Dancing Shadows of Los Lorcas: An Evening with Federico’s Reincarnations

By Bianca Viňas


Photo by Bianca Viňa

Three hot cocoas, two coffees and an oolong tea, each one clutched by hands accustomed to ink stains and clacking keyboards. There was a table of writers waiting for a performance that could only be described as “melodic stanzas on stage,” or “poesía viva” (poetry alive). It was the fifth evening of PoemCity here in Montpelier and creatives from all over the community had gathered to listen to Los Lorcas, a band of performers reincarnating the wonder and awe of the legendary poet and playwright Federico Garcia Lorca. This event was held at Vermont College of Fine Arts’ Café Anna, a writers corner known to many for its warm energy and choice maple lattés.   


Photo by Bianca Viňas

Poet Partridge Boswell took the small stage and gave a nod to his fellow band members, guitarist Nat Williams and lyricist Peter Money. Recipient of this year’s Edna St. Vincent Millay and Red Wheelbarrow Poetry Prizes, Partridge Boswell is the author of Some Far Country, winner of the Grolier Poetry Prize. Boswell is also co-founder to Bookstock: The Green Mountain Festival of Words, as well as a truly gifted musician and songwriter. Before counting to three in a tongue much reminiscent of the titular poet Lorca’s homeland, Fuente Vaqueros (Spain), Boswell asked the audience to pause and marvel at the month long celebration that is PoemCity 2018, joking that “love only gets  one day (Valentine’s Day)… us, a whole month.”

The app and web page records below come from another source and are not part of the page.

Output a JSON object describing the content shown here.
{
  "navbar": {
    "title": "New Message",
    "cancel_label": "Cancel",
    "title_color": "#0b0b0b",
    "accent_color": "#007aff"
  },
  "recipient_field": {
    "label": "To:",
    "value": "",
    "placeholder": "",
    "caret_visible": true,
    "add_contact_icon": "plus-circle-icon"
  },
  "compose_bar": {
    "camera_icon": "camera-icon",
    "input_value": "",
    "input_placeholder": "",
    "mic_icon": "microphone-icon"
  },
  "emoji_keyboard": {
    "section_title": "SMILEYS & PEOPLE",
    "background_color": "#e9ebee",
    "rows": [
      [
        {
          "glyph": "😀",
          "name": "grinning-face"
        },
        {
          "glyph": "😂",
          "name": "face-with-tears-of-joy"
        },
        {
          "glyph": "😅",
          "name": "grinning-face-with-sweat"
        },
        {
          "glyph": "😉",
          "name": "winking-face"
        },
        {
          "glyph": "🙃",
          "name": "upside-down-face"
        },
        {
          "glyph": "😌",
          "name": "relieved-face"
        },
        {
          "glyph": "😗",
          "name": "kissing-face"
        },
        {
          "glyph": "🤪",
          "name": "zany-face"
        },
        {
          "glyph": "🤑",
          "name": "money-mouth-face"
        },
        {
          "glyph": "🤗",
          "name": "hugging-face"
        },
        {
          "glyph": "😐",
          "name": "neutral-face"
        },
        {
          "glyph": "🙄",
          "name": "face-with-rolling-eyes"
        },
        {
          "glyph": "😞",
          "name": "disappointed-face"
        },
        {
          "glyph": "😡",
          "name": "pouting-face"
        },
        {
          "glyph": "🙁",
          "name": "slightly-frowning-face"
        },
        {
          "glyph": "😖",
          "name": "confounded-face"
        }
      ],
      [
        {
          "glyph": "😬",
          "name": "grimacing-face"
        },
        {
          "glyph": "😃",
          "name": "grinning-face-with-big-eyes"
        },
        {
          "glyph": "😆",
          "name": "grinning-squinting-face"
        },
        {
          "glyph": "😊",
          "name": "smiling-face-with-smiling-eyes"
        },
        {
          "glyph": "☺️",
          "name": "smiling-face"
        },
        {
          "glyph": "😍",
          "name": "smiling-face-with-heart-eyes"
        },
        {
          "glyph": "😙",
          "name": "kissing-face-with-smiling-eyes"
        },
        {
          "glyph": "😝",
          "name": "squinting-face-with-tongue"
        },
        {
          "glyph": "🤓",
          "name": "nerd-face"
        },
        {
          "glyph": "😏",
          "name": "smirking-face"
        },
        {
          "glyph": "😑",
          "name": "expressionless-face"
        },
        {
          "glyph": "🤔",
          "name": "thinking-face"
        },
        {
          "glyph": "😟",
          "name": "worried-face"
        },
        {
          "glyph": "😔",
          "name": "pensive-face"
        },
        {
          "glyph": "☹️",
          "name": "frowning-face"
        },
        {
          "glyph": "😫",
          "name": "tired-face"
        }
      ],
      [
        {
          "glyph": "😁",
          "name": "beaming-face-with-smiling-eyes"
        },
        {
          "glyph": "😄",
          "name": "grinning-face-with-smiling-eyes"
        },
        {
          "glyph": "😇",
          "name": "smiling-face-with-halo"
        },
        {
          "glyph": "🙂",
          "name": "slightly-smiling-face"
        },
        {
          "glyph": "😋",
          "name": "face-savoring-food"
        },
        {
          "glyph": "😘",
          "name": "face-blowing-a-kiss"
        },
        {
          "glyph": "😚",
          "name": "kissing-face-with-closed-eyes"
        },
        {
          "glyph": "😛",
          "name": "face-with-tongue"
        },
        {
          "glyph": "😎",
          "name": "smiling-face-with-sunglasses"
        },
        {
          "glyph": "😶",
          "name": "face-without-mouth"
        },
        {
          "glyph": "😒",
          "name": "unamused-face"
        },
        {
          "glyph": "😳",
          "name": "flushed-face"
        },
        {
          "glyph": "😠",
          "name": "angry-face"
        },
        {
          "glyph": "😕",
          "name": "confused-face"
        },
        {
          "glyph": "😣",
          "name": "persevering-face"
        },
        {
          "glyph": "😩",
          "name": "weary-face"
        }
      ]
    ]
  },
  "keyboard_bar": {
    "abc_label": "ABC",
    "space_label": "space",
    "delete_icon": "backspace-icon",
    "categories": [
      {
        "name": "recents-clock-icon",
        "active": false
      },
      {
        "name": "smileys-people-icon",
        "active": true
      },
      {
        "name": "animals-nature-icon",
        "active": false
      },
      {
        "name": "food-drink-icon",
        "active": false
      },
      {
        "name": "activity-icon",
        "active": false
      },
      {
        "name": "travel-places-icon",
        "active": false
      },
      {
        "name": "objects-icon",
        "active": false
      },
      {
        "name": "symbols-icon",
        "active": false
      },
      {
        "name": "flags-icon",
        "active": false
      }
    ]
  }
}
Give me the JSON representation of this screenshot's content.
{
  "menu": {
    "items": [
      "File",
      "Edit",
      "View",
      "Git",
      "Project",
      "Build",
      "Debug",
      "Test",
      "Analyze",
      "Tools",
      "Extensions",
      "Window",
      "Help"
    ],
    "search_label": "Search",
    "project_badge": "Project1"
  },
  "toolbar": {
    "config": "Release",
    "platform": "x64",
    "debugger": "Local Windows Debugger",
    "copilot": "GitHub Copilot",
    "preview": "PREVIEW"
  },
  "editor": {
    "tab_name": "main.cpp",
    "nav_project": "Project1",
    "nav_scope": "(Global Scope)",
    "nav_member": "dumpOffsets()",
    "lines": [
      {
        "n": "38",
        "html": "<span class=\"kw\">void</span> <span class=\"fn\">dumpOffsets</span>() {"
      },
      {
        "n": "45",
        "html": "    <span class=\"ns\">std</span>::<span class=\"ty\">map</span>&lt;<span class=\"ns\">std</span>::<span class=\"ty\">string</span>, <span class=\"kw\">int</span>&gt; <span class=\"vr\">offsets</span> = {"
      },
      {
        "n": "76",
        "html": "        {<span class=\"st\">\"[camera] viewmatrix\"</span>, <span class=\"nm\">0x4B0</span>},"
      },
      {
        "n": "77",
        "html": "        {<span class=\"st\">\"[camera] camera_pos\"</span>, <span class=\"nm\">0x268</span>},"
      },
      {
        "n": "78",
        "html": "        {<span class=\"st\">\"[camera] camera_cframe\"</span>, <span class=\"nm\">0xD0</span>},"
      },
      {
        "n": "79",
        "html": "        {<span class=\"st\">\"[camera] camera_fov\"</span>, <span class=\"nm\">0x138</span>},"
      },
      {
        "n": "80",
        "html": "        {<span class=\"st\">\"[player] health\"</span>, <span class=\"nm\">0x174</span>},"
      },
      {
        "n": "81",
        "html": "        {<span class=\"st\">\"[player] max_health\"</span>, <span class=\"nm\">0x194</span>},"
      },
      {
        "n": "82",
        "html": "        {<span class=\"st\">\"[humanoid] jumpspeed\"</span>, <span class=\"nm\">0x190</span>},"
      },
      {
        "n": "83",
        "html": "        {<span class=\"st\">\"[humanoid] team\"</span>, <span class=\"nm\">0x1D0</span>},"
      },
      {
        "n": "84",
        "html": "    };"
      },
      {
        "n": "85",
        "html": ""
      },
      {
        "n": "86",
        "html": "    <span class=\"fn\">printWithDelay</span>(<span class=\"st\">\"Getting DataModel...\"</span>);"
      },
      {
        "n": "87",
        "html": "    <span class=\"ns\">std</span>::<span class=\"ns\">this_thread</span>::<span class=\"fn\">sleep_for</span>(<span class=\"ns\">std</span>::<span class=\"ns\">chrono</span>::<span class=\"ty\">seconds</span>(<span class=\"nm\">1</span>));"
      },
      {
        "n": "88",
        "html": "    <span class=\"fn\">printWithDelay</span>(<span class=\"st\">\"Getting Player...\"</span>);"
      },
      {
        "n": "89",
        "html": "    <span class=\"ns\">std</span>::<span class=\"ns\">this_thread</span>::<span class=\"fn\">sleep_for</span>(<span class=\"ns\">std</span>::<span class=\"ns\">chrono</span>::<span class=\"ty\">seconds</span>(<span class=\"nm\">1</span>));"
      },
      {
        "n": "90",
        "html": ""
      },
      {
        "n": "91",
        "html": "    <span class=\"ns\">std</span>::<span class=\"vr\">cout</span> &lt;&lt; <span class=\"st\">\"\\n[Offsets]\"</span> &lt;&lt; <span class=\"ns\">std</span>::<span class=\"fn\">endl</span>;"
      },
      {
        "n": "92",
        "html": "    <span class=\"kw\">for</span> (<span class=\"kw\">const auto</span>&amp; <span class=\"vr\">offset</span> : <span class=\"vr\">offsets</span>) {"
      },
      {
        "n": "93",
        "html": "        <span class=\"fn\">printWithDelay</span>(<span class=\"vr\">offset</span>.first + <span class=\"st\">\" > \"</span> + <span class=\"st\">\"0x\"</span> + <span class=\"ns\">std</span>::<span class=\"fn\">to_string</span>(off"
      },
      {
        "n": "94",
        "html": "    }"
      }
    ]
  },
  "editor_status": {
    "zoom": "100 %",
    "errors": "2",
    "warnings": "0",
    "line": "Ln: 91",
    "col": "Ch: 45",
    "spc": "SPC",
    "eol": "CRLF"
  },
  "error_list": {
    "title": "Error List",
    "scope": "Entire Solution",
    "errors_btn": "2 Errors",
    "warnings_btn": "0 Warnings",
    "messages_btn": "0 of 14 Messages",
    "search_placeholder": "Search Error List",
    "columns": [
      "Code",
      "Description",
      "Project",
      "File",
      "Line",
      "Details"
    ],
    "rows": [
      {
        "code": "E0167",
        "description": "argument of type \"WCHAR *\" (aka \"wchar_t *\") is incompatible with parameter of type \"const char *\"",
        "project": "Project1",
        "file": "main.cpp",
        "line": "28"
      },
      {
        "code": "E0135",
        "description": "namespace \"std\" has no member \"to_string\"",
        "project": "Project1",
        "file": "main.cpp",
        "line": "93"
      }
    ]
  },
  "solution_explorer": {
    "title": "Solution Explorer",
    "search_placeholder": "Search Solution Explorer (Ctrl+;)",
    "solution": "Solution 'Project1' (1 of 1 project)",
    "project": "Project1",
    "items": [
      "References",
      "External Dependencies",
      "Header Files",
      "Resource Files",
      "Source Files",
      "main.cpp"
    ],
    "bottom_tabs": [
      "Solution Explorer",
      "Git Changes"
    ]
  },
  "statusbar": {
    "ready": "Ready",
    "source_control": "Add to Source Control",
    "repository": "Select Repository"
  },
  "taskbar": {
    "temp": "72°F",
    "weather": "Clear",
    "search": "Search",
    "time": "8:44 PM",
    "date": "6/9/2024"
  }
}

Los Lorca’s warming up. Photo by Bianca Viňa

The first song brought the Café to a thoughtful and resonant silence, an Andalusian serenade inspired by Lorca’s original poetry. It was followed by a rendition of Leonard Cohen’s Suzanne, a song that captured the attention of the audience. The people sitting at my table, in a section of the Café facing the college’s frozen basketball court, was taken with the next performance, a melodious version of W.B. Yeats The Lake Isle of Innisfree. The rest of the audience was taken by an indie folk eulogy to Evil Knievel.

Of all the songs dedicated, none were more passionately unified in their inspiration than the original ballads that followed. Produced by the band and performed by Peter Money,


Peter Money in performance. Photo by Bianca Viňas

these songs represented storytelling and an emotional lyricism that could only be reckoned by all three artists and their individual attention to performance: Boswell’s ocean-like vowel intonation, Williams’ calm out-stare to certain integral notes and Money’s sing-song of dramatized poetry.

Peter Money is both a recognized poet (author of  American Drone: New and Selected Poems, 2013) and editor of Harbor Mountain Press, a not-for-profit publishing house, with more than twenty five publications of poetry. Money is a performer of song and word that is said to have the “chops of range” (Paris Review). This was much recognized by the audience and writers that stared up at him. Money showed an almost eerie connection to the physical and vocal performance of his poetry, animating not only his hands and facial expressions, but the impression he makes on the stage beside him; it was a performance all on its own… one of shadow dancing

Los Lorcas in unity is a marvel that would silence any creative individual to awe, inspiring the quietest observer to reach for each word if they were Federico Lorca himself, meditating on song and poetry mid-stage, arms outstretched.

Hear Los Lorcas play their poetry.